She also had to learn to be more confident in her skills and abilities. As a freelance make-up artist who specialises in natural looks, Clemetson felt inadequate when she first entered the industry professionally.

“I felt like if I didn't do every single thing, then I wasn't a good artist,” she admitted. “It wasn't until I started to grow in the industry and began interacting with other make-up artists who were renowned that I understood that what I specialise in — natural make-up — that was my power.”

Just as she learned to redefine beauty for her own self, Clemetson is keen on doing make-up in such a way that she does not change the fundamental structure of her clients' faces, but use the cosmetics to accessorise them in such a way that they see themselves differently.

“Something I try to do as a woman is to be vocal in my support of other women,” she said happily. “I'm the girl who says to another lady, 'Girl, your skin is glowing!'even if it's a complete stranger. As women we need to be celebratory of other women, because we know that so many women deal with low self-esteem, so we need to help each other to break that cycle.”

And while she uses her hands to help people and brands enhance their image, Clemetson is constantly finding new ways to use her entire body to glorify her God. In 2012, along with two friends, she founded the One Body, One God dance ministry out of a desire to unify Christians of all denominations who love to dance.

“It's composed of over 20 Christian dancers and our focus is technical excellence in dance. When we started we were only going to do one show, but we never stopped,” she reminisced.

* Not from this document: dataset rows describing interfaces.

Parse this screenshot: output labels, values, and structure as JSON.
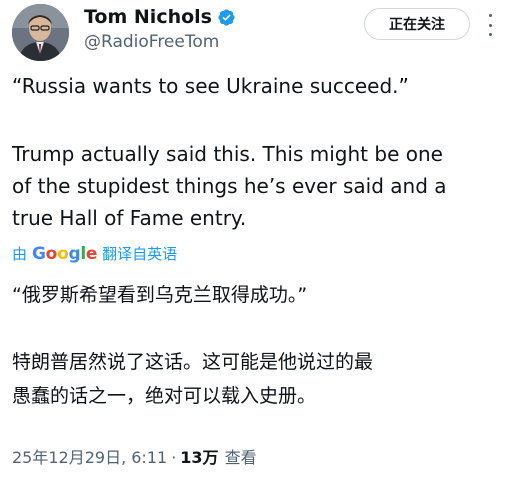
{
  "author": {
    "display_name": "Tom Nichols",
    "handle": "@RadioFreeTom",
    "avatar_icon": "avatar-photo",
    "verified_icon": "verified-badge-icon",
    "verified_color": "#1d9bf0"
  },
  "actions": {
    "follow_label": "正在关注",
    "more_icon": "more-options-icon"
  },
  "tweet": {
    "quote": "“Russia wants to see Ukraine succeed.”",
    "body": "Trump actually said this. This might be one\nof the stupidest things he’s ever said and a\ntrue Hall of Fame entry."
  },
  "translation": {
    "prefix": "由",
    "provider_g1": "G",
    "provider_o1": "o",
    "provider_o2": "o",
    "provider_g2": "g",
    "provider_l": "l",
    "provider_e": "e",
    "suffix": "翻译自英语",
    "quote": "“俄罗斯希望看到乌克兰取得成功。”",
    "body": "特朗普居然说了这话。这可能是他说过的最\n愚蠢的话之一，绝对可以载入史册。"
  },
  "meta": {
    "timestamp": "25年12月29日, 6:11",
    "separator": "·",
    "views_count": "13万",
    "views_label": "查看"
  },
  "colors": {
    "text_primary": "#0f1419",
    "text_secondary": "#536471",
    "accent": "#1d9bf0",
    "border": "#cfd9de"
  }
}
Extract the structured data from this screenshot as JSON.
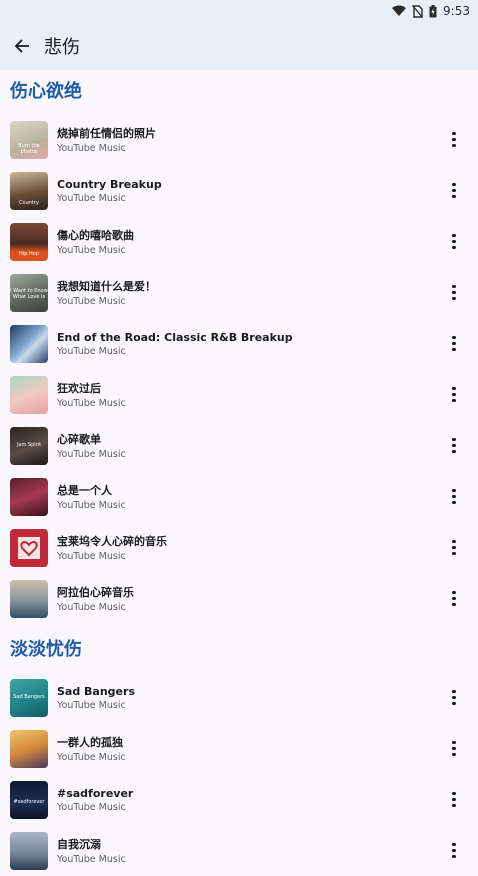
{
  "status": {
    "time": "9:53"
  },
  "header": {
    "title": "悲伤"
  },
  "sections": [
    {
      "title": "伤心欲绝",
      "items": [
        {
          "title": "烧掉前任情侣的照片",
          "subtitle": "YouTube Music",
          "caption": "Burn the photos"
        },
        {
          "title": "Country Breakup",
          "subtitle": "YouTube Music",
          "caption": "Country"
        },
        {
          "title": "傷心的嘻哈歌曲",
          "subtitle": "YouTube Music",
          "caption": "Hip Hop"
        },
        {
          "title": "我想知道什么是爱！",
          "subtitle": "YouTube Music",
          "caption": "I Want to Know What Love Is"
        },
        {
          "title": "End of the Road: Classic R&B Breakup",
          "subtitle": "YouTube Music",
          "caption": ""
        },
        {
          "title": "狂欢过后",
          "subtitle": "YouTube Music",
          "caption": ""
        },
        {
          "title": "心碎歌单",
          "subtitle": "YouTube Music",
          "caption": "Jam Spirit"
        },
        {
          "title": "总是一个人",
          "subtitle": "YouTube Music",
          "caption": ""
        },
        {
          "title": "宝莱坞令人心碎的音乐",
          "subtitle": "YouTube Music",
          "caption": ""
        },
        {
          "title": "阿拉伯心碎音乐",
          "subtitle": "YouTube Music",
          "caption": ""
        }
      ]
    },
    {
      "title": "淡淡忧伤",
      "items": [
        {
          "title": "Sad Bangers",
          "subtitle": "YouTube Music",
          "caption": "Sad Bangers"
        },
        {
          "title": "一群人的孤独",
          "subtitle": "YouTube Music",
          "caption": ""
        },
        {
          "title": "#sadforever",
          "subtitle": "YouTube Music",
          "caption": "#sadforever"
        },
        {
          "title": "自我沉溺",
          "subtitle": "YouTube Music",
          "caption": ""
        }
      ]
    }
  ],
  "colors": {
    "accent": "#1f5ca8",
    "app_bar": "#e9eef9",
    "background": "#fbf8fd"
  }
}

The troupe has grown from strength to strength over the years, and not even the pandemic could stop the crew from meeting and rehearsing virtually, and offering praise in their unique way.

As she climbs to see what the future has in store for her life, Clemetson carries with her the gems that she found when she was at rock bottom.

“You have to be able to own your mistakes,” she said soberly. “We all make mistakes at every point of our lives, and it's easier to bounce back from them when we can face it, accept it and move on. You have to be able to take counsel from other people. It's OK to say you don't know how to do something, totally okay. Of course you won't take counsel from everybody, but be able to listen to other people, because there is wisdom in what they have gone through.”

The most treasured among the gems that she carries, however, is grace.

“My grace is what I want people to remember me for,” she said simply. “It's what my name means, and what I want people to experience when they interact with me.”

Clemetson shows off her make-up skills using herown face as the canvas.

Now you can read the Jamaica Observer ePaper anytime, anywhere. The Jamaica Observer ePaper is available to you at home or at work, and is the same edition as the printed copy available at


  1. We welcome reader comments on the top stories of the day. Some comments may be republished on the website or in the newspaper; email addresses will not be published.
  2. Please understand that comments are moderated and it is not always possible to publish all that have been submitted. We will, however, try to publish comments that are representative of all received.
  3. We ask that comments are civil and free of libellous or hateful material. Also please stick to the topic under discussion.
  4. Please do not write in block capitals since this makes your comment hard to read.
  5. Please don't use the comments to advertise. However, our advertising department can be more than accommodating if emailed:
  6. If readers wish to report offensive comments, suggest a correction or share a story then please email:
  7. Lastly, read our Terms and Conditions and Privacy Policy

Which long-term investment option is more attractive to you at the moment?